◆ **TASK DETAILS**
An exact copy of the entries below is required, with all pictures removed.

(Records from a data collection)
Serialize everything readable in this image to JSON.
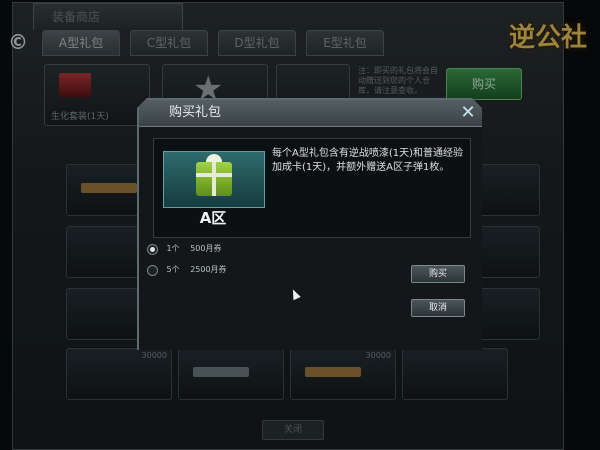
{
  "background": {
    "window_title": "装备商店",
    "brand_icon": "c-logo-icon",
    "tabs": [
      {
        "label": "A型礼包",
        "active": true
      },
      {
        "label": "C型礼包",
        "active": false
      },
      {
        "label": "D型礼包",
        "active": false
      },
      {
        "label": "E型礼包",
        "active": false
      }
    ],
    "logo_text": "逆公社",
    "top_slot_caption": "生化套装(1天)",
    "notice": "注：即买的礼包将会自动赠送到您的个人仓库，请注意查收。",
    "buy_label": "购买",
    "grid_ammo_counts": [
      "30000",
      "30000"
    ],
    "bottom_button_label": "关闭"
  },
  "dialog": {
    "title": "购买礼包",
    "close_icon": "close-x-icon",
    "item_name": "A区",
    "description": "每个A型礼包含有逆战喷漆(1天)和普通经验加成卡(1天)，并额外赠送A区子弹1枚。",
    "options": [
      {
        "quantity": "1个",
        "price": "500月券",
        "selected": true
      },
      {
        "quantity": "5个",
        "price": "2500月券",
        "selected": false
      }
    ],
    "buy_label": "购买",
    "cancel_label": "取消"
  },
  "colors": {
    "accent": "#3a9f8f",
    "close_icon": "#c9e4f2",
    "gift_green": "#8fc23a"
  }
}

◆ **YOUR SOLUTION**
Serialize everything readable in this image to JSON.
{
  "background": {
    "window_title": "装备商店",
    "brand_icon": "c-logo-icon",
    "tabs": [
      {
        "label": "A型礼包",
        "active": true
      },
      {
        "label": "C型礼包",
        "active": false
      },
      {
        "label": "D型礼包",
        "active": false
      },
      {
        "label": "E型礼包",
        "active": false
      }
    ],
    "logo_text": "逆公社",
    "top_slot_caption": "生化套装(1天)",
    "notice": "注：即买的礼包将会自动赠送到您的个人仓库，请注意查收。",
    "buy_label": "购买",
    "grid_ammo_counts": [
      "30000",
      "30000"
    ],
    "bottom_button_label": "关闭"
  },
  "dialog": {
    "title": "购买礼包",
    "close_icon": "close-x-icon",
    "item_name": "A区",
    "description": "每个A型礼包含有逆战喷漆(1天)和普通经验加成卡(1天)，并额外赠送A区子弹1枚。",
    "options": [
      {
        "quantity": "1个",
        "price": "500月券",
        "selected": true
      },
      {
        "quantity": "5个",
        "price": "2500月券",
        "selected": false
      }
    ],
    "buy_label": "购买",
    "cancel_label": "取消"
  },
  "colors": {
    "accent": "#3a9f8f",
    "close_icon": "#c9e4f2",
    "gift_green": "#8fc23a"
  }
}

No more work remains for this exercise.